======== Supplied material

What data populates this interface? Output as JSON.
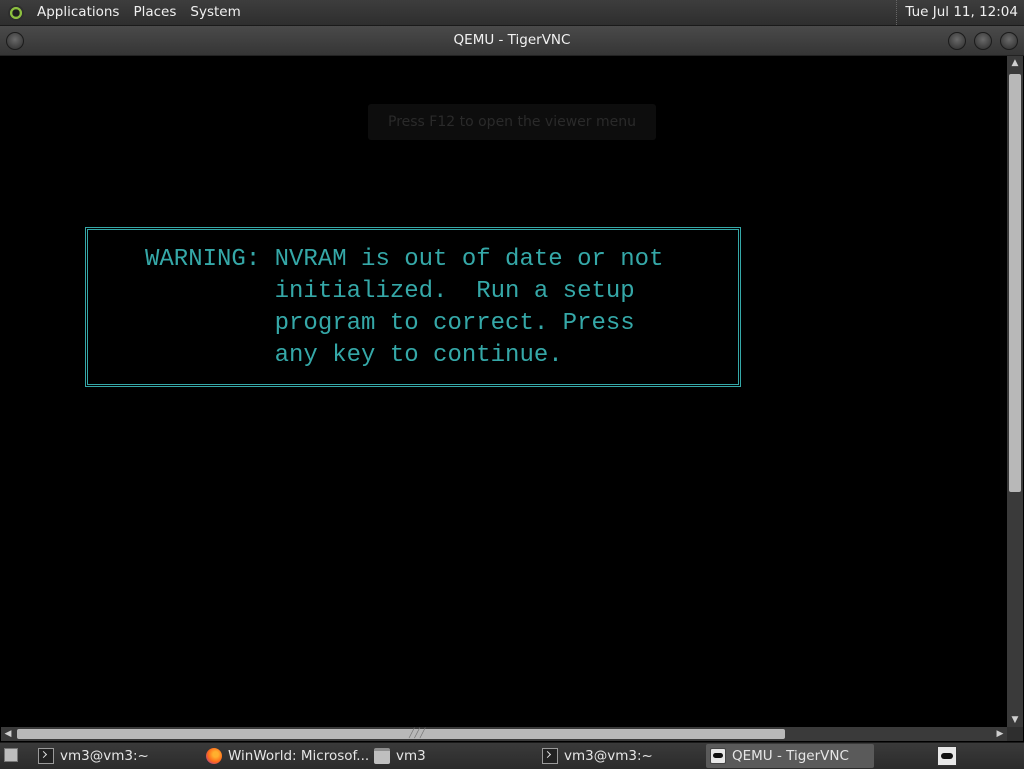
{
  "top_panel": {
    "menus": [
      "Applications",
      "Places",
      "System"
    ],
    "clock": "Tue Jul 11, 12:04"
  },
  "window": {
    "title": "QEMU - TigerVNC"
  },
  "remote_screen": {
    "hint": "Press F12 to open the viewer menu",
    "warning_lines": [
      "WARNING: NVRAM is out of date or not",
      "         initialized.  Run a setup",
      "         program to correct. Press",
      "         any key to continue."
    ],
    "text_color": "#35a8a8"
  },
  "taskbar": {
    "tasks": [
      {
        "label": "vm3@vm3:~",
        "icon": "terminal-icon"
      },
      {
        "label": "WinWorld: Microsof...",
        "icon": "firefox-icon"
      },
      {
        "label": "vm3",
        "icon": "folder-icon"
      },
      {
        "label": "vm3@vm3:~",
        "icon": "terminal-icon"
      },
      {
        "label": "QEMU - TigerVNC",
        "icon": "vnc-icon",
        "active": true
      }
    ]
  }
}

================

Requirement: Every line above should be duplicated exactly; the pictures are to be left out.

Answer space:
What data populates this interface? Output as JSON.
{
  "top_panel": {
    "menus": [
      "Applications",
      "Places",
      "System"
    ],
    "clock": "Tue Jul 11, 12:04"
  },
  "window": {
    "title": "QEMU - TigerVNC"
  },
  "remote_screen": {
    "hint": "Press F12 to open the viewer menu",
    "warning_lines": [
      "WARNING: NVRAM is out of date or not",
      "         initialized.  Run a setup",
      "         program to correct. Press",
      "         any key to continue."
    ],
    "text_color": "#35a8a8"
  },
  "taskbar": {
    "tasks": [
      {
        "label": "vm3@vm3:~",
        "icon": "terminal-icon"
      },
      {
        "label": "WinWorld: Microsof...",
        "icon": "firefox-icon"
      },
      {
        "label": "vm3",
        "icon": "folder-icon"
      },
      {
        "label": "vm3@vm3:~",
        "icon": "terminal-icon"
      },
      {
        "label": "QEMU - TigerVNC",
        "icon": "vnc-icon",
        "active": true
      }
    ]
  }
}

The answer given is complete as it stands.